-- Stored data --
::::::::

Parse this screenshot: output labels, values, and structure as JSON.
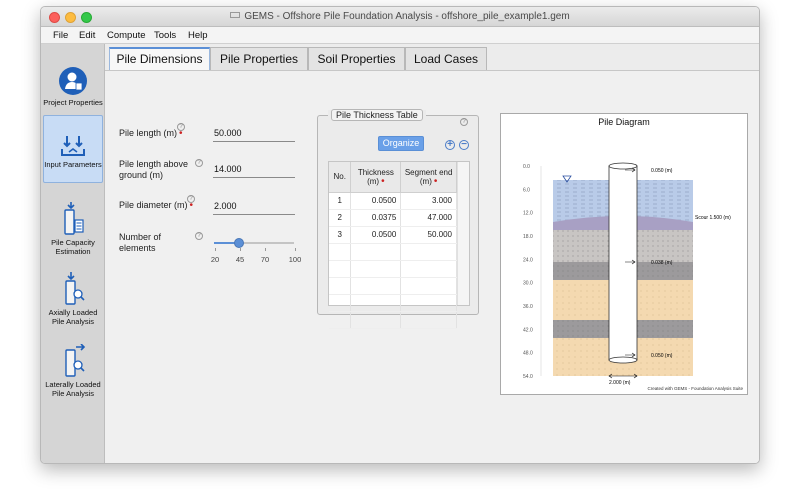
{
  "window": {
    "title": "GEMS - Offshore Pile Foundation Analysis - offshore_pile_example1.gem"
  },
  "menu": [
    "File",
    "Edit",
    "Compute",
    "Tools",
    "Help"
  ],
  "sidebar": {
    "items": [
      {
        "label": "Project Properties",
        "icon": "user-icon"
      },
      {
        "label": "Input Parameters",
        "icon": "download-arrows-icon"
      },
      {
        "label": "Pile Capacity Estimation",
        "icon": "pile-calculator-icon"
      },
      {
        "label": "Axially Loaded Pile Analysis",
        "icon": "pile-axial-icon"
      },
      {
        "label": "Laterally Loaded Pile Analysis",
        "icon": "pile-lateral-icon"
      }
    ],
    "active_index": 1,
    "accent_color": "#1f5fb8"
  },
  "tabs": [
    {
      "label": "Pile Dimensions",
      "active": true
    },
    {
      "label": "Pile Properties",
      "active": false
    },
    {
      "label": "Soil Properties",
      "active": false
    },
    {
      "label": "Load Cases",
      "active": false
    }
  ],
  "form": {
    "pile_length": {
      "label": "Pile length (m)",
      "value": "50.000"
    },
    "pile_length_above": {
      "label_line1": "Pile length above",
      "label_line2": "ground (m)",
      "value": "14.000"
    },
    "pile_diameter": {
      "label": "Pile diameter (m)",
      "value": "2.000"
    },
    "elements": {
      "label_line1": "Number of",
      "label_line2": "elements",
      "slider_min": 20,
      "slider_max": 100,
      "slider_value": 45,
      "tick_labels": [
        "20",
        "45",
        "70",
        "100"
      ]
    }
  },
  "thickness_table": {
    "title": "Pile Thickness Table",
    "organize_label": "Organize",
    "add_symbol": "+",
    "remove_symbol": "−",
    "headers": [
      "No.",
      "Thickness (m)",
      "Segment end (m)"
    ],
    "rows": [
      [
        "1",
        "0.0500",
        "3.000"
      ],
      [
        "2",
        "0.0375",
        "47.000"
      ],
      [
        "3",
        "0.0500",
        "50.000"
      ]
    ]
  },
  "diagram": {
    "title": "Pile Diagram",
    "depth_labels": [
      "0.0",
      "6.0",
      "12.0",
      "18.0",
      "24.0",
      "30.0",
      "36.0",
      "42.0",
      "48.0",
      "54.0"
    ],
    "callouts": [
      "0.050 (m)",
      "Scour 1.500 (m)",
      "0.038 (m)",
      "0.050 (m)"
    ],
    "diameter_label": "2.000 (m)",
    "footer": "Created with GEMS - Foundation Analysis Suite",
    "colors": {
      "water": "#b9cbe8",
      "scour": "#a8a0c4",
      "clay": "#c8c5c3",
      "dense": "#9c9a9c",
      "sand": "#f4d9b0",
      "pile_outline": "#333333"
    }
  },
  "help_symbol": "?",
  "required_symbol": "•"
}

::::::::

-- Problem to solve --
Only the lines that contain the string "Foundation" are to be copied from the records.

-- Completed exercise --
    "title": "GEMS - Offshore Pile Foundation Analysis - offshore_pile_example1.gem"
    "footer": "Created with GEMS - Foundation Analysis Suite",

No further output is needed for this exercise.